- **RECORDS PROVIDED**
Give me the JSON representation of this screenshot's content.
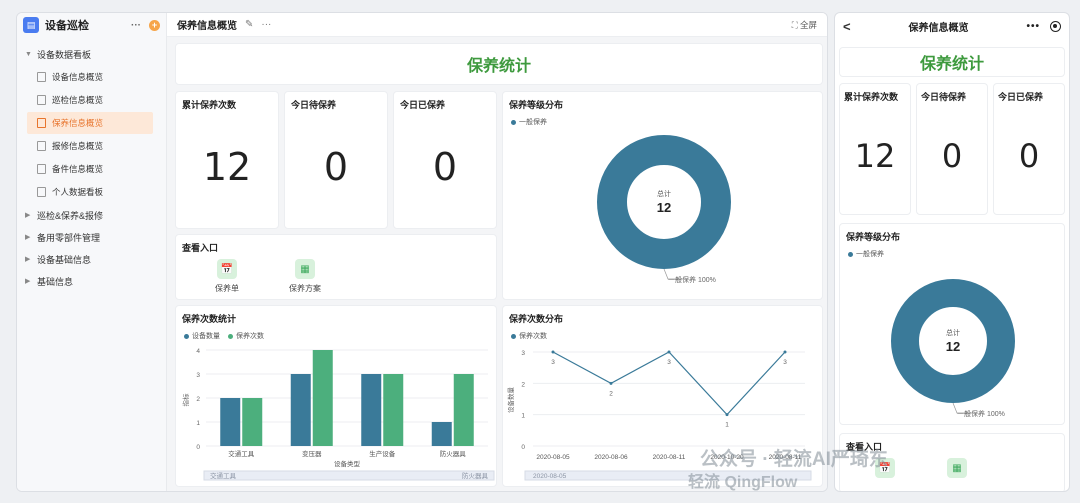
{
  "sidebar": {
    "app_title": "设备巡检",
    "more": "···",
    "plus": "+",
    "groups": [
      {
        "label": "设备数据看板",
        "arrow": "▼"
      },
      {
        "label": "巡检&保养&报修",
        "arrow": "▶"
      },
      {
        "label": "备用零部件管理",
        "arrow": "▶"
      },
      {
        "label": "设备基础信息",
        "arrow": "▶"
      },
      {
        "label": "基础信息",
        "arrow": "▶"
      }
    ],
    "items": [
      {
        "label": "设备信息概览"
      },
      {
        "label": "巡检信息概览"
      },
      {
        "label": "保养信息概览"
      },
      {
        "label": "报修信息概览"
      },
      {
        "label": "备件信息概览"
      },
      {
        "label": "个人数据看板"
      }
    ]
  },
  "topbar": {
    "title": "保养信息概览",
    "edit_icon": "✎",
    "more": "···",
    "fullscreen": "⛶ 全屏"
  },
  "dashboard": {
    "title": "保养统计",
    "stats": [
      {
        "label": "累计保养次数",
        "value": "12"
      },
      {
        "label": "今日待保养",
        "value": "0"
      },
      {
        "label": "今日已保养",
        "value": "0"
      }
    ],
    "entry": {
      "title": "查看入口",
      "items": [
        {
          "label": "保养单",
          "icon": "📅"
        },
        {
          "label": "保养方案",
          "icon": "▦"
        }
      ]
    }
  },
  "phone": {
    "back": "<",
    "title": "保养信息概览",
    "more": "•••",
    "heading": "保养统计",
    "stats": [
      {
        "label": "累计保养次数",
        "value": "12"
      },
      {
        "label": "今日待保养",
        "value": "0"
      },
      {
        "label": "今日已保养",
        "value": "0"
      }
    ],
    "donut_title": "保养等级分布",
    "entry_title": "查看入口"
  },
  "watermark": {
    "line1": "公众号 · 轻流AI严琦东",
    "line2": "轻流 QingFlow"
  },
  "colors": {
    "teal": "#3a7a99",
    "green": "#4caf7d",
    "title_green": "#3e9a3e",
    "active": "#e8742c"
  },
  "chart_data": [
    {
      "type": "pie",
      "title": "保养等级分布",
      "legend": [
        "一般保养"
      ],
      "slices": [
        {
          "name": "一般保养",
          "value": 12,
          "percent": 100
        }
      ],
      "center_label": "总计",
      "center_value": "12",
      "slice_label": "一般保养 100%"
    },
    {
      "type": "bar",
      "title": "保养次数统计",
      "categories": [
        "交通工具",
        "变压器",
        "生产设备",
        "防火器具"
      ],
      "series": [
        {
          "name": "设备数量",
          "values": [
            2,
            3,
            3,
            1
          ]
        },
        {
          "name": "保养次数",
          "values": [
            2,
            4,
            3,
            3
          ]
        }
      ],
      "xlabel": "设备类型",
      "ylabel": "指标",
      "ylim": [
        0,
        4
      ],
      "yticks": [
        "0",
        "1",
        "2",
        "3",
        "4"
      ],
      "slider_labels": [
        "交通工具",
        "防火器具"
      ]
    },
    {
      "type": "line",
      "title": "保养次数分布",
      "x": [
        "2020-08-05",
        "2020-08-06",
        "2020-08-11",
        "2020-10-20",
        "2020-08-11"
      ],
      "xticks": [
        "2020-08-05",
        "2020-08-06",
        "2020-08-11",
        "2020-10-20",
        "2020-08-11"
      ],
      "series": [
        {
          "name": "保养次数",
          "values": [
            3,
            2,
            3,
            1,
            3
          ]
        }
      ],
      "ylabel": "设备数量",
      "ylim": [
        0,
        3
      ],
      "yticks": [
        "0",
        "1",
        "2",
        "3"
      ],
      "slider_labels": [
        "2020-08-05"
      ]
    }
  ]
}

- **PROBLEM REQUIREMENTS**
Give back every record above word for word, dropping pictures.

- **YOUR RESPONSE**
Give me the JSON representation of this screenshot's content.
{
  "sidebar": {
    "app_title": "设备巡检",
    "more": "···",
    "plus": "+",
    "groups": [
      {
        "label": "设备数据看板",
        "arrow": "▼"
      },
      {
        "label": "巡检&保养&报修",
        "arrow": "▶"
      },
      {
        "label": "备用零部件管理",
        "arrow": "▶"
      },
      {
        "label": "设备基础信息",
        "arrow": "▶"
      },
      {
        "label": "基础信息",
        "arrow": "▶"
      }
    ],
    "items": [
      {
        "label": "设备信息概览"
      },
      {
        "label": "巡检信息概览"
      },
      {
        "label": "保养信息概览"
      },
      {
        "label": "报修信息概览"
      },
      {
        "label": "备件信息概览"
      },
      {
        "label": "个人数据看板"
      }
    ]
  },
  "topbar": {
    "title": "保养信息概览",
    "edit_icon": "✎",
    "more": "···",
    "fullscreen": "⛶ 全屏"
  },
  "dashboard": {
    "title": "保养统计",
    "stats": [
      {
        "label": "累计保养次数",
        "value": "12"
      },
      {
        "label": "今日待保养",
        "value": "0"
      },
      {
        "label": "今日已保养",
        "value": "0"
      }
    ],
    "entry": {
      "title": "查看入口",
      "items": [
        {
          "label": "保养单",
          "icon": "📅"
        },
        {
          "label": "保养方案",
          "icon": "▦"
        }
      ]
    }
  },
  "phone": {
    "back": "<",
    "title": "保养信息概览",
    "more": "•••",
    "heading": "保养统计",
    "stats": [
      {
        "label": "累计保养次数",
        "value": "12"
      },
      {
        "label": "今日待保养",
        "value": "0"
      },
      {
        "label": "今日已保养",
        "value": "0"
      }
    ],
    "donut_title": "保养等级分布",
    "entry_title": "查看入口"
  },
  "watermark": {
    "line1": "公众号 · 轻流AI严琦东",
    "line2": "轻流 QingFlow"
  },
  "colors": {
    "teal": "#3a7a99",
    "green": "#4caf7d",
    "title_green": "#3e9a3e",
    "active": "#e8742c"
  },
  "chart_data": [
    {
      "type": "pie",
      "title": "保养等级分布",
      "legend": [
        "一般保养"
      ],
      "slices": [
        {
          "name": "一般保养",
          "value": 12,
          "percent": 100
        }
      ],
      "center_label": "总计",
      "center_value": "12",
      "slice_label": "一般保养 100%"
    },
    {
      "type": "bar",
      "title": "保养次数统计",
      "categories": [
        "交通工具",
        "变压器",
        "生产设备",
        "防火器具"
      ],
      "series": [
        {
          "name": "设备数量",
          "values": [
            2,
            3,
            3,
            1
          ]
        },
        {
          "name": "保养次数",
          "values": [
            2,
            4,
            3,
            3
          ]
        }
      ],
      "xlabel": "设备类型",
      "ylabel": "指标",
      "ylim": [
        0,
        4
      ],
      "yticks": [
        "0",
        "1",
        "2",
        "3",
        "4"
      ],
      "slider_labels": [
        "交通工具",
        "防火器具"
      ]
    },
    {
      "type": "line",
      "title": "保养次数分布",
      "x": [
        "2020-08-05",
        "2020-08-06",
        "2020-08-11",
        "2020-10-20",
        "2020-08-11"
      ],
      "xticks": [
        "2020-08-05",
        "2020-08-06",
        "2020-08-11",
        "2020-10-20",
        "2020-08-11"
      ],
      "series": [
        {
          "name": "保养次数",
          "values": [
            3,
            2,
            3,
            1,
            3
          ]
        }
      ],
      "ylabel": "设备数量",
      "ylim": [
        0,
        3
      ],
      "yticks": [
        "0",
        "1",
        "2",
        "3"
      ],
      "slider_labels": [
        "2020-08-05"
      ]
    }
  ]
}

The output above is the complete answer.